Start of Dataset records
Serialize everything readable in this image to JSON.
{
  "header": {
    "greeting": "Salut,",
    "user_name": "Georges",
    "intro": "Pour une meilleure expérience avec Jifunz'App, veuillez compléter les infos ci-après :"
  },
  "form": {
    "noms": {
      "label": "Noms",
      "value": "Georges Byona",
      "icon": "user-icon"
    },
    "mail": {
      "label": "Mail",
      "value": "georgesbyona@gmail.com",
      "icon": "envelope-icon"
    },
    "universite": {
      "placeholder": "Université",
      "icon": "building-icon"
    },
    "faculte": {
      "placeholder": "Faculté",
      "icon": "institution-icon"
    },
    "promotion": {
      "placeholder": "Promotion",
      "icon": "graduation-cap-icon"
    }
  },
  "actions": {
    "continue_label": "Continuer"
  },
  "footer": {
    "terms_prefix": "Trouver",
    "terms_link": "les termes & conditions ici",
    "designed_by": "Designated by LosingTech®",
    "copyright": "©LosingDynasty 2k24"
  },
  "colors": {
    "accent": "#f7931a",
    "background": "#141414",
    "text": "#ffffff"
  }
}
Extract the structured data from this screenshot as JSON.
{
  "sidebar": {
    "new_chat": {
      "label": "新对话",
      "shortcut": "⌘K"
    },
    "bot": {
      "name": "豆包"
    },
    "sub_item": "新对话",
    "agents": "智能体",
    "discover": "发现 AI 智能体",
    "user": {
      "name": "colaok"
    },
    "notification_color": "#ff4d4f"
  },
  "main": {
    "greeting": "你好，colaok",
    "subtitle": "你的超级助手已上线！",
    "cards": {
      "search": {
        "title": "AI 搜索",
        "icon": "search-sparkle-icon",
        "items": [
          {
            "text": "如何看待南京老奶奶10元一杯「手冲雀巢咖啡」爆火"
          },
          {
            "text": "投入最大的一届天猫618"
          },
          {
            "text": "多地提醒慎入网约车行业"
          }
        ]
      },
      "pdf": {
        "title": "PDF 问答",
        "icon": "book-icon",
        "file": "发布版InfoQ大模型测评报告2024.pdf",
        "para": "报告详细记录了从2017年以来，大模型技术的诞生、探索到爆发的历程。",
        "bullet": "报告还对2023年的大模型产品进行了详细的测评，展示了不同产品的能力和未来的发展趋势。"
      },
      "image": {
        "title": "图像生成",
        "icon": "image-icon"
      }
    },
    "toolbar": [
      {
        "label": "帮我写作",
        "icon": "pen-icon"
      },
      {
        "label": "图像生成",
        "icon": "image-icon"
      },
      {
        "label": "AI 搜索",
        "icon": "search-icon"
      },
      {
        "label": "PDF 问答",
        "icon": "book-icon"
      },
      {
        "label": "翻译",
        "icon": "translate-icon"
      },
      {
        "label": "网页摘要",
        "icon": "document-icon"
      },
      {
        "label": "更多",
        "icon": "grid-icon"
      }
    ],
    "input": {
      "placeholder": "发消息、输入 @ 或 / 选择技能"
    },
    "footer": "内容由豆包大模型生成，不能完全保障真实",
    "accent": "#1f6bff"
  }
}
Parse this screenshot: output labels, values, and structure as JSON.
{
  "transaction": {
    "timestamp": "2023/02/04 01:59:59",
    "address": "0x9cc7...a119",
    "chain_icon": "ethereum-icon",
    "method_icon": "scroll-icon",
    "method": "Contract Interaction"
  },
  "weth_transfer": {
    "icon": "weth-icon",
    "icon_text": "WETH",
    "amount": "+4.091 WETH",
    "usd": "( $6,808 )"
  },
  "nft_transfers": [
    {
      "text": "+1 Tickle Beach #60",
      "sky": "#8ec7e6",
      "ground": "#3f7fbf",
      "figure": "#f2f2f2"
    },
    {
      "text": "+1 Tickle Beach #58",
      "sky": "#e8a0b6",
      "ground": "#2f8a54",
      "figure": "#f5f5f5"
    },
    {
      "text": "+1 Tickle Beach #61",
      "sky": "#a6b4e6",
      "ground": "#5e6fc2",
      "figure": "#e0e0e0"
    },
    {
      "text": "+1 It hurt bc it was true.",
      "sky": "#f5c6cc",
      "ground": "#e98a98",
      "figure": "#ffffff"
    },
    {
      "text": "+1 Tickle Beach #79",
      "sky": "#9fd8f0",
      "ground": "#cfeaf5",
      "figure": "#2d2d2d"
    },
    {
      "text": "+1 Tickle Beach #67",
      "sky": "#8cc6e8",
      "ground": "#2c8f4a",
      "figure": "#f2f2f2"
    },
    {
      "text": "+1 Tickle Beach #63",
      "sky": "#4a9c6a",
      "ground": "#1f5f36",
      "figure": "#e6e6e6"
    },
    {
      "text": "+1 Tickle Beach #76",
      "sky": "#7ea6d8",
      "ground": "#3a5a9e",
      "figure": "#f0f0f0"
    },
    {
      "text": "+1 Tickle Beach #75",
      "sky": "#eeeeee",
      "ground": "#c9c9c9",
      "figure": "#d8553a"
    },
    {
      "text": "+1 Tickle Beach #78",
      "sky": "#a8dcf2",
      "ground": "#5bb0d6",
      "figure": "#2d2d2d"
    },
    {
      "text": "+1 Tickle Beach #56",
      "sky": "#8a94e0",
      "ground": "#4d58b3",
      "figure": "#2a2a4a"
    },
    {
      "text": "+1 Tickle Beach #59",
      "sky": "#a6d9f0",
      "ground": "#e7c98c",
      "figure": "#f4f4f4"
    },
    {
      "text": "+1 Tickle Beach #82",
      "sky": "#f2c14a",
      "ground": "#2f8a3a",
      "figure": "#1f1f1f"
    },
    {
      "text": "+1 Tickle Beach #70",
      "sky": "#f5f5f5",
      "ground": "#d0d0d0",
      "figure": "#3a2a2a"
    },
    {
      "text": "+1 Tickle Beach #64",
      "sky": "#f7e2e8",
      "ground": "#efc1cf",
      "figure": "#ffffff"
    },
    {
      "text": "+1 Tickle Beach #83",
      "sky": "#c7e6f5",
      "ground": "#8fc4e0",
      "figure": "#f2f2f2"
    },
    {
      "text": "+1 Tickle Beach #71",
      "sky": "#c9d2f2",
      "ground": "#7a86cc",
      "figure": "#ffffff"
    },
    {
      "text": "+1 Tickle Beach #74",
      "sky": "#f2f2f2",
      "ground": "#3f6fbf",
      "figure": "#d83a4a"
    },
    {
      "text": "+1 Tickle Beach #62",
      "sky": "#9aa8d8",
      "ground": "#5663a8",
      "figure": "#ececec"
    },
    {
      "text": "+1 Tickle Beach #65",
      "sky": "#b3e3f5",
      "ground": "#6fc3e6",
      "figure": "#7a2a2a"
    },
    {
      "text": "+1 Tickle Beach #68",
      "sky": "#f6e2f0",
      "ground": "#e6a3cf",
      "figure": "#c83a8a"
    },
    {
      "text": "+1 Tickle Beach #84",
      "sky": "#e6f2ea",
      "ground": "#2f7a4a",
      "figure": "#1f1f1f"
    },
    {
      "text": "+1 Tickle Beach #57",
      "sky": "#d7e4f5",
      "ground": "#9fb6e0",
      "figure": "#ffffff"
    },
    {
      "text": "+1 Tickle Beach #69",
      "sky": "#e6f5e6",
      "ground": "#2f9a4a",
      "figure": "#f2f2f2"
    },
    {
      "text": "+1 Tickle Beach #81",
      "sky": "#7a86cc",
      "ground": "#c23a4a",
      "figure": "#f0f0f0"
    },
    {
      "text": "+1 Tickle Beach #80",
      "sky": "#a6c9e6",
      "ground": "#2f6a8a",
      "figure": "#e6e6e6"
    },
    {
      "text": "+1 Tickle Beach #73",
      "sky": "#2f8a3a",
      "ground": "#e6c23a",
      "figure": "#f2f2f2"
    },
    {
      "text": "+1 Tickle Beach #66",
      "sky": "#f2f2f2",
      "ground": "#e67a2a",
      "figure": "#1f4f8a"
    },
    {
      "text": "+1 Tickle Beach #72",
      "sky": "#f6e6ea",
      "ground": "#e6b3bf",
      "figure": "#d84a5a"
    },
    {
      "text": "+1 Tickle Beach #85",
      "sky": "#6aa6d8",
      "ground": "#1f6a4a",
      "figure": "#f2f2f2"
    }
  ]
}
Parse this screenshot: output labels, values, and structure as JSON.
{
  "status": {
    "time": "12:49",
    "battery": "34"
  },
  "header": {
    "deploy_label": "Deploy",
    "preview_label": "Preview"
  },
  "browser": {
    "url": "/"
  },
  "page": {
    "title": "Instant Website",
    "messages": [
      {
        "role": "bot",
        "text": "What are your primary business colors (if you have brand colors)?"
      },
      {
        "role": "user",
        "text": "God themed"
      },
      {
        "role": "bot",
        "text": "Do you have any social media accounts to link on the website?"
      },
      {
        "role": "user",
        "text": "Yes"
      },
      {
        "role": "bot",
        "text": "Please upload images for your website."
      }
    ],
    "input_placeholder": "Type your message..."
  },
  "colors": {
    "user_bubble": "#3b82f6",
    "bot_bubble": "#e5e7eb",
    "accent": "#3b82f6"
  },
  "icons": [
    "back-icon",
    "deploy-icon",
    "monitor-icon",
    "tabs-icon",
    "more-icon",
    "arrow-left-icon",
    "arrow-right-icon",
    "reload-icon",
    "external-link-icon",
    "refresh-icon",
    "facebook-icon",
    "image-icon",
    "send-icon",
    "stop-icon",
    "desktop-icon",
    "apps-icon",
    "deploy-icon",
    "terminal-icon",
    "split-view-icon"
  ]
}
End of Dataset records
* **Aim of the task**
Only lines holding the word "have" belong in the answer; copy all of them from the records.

* **Answer**
        "text": "What are your primary business colors (if you have brand colors)?"
        "text": "Do you have any social media accounts to link on the website?"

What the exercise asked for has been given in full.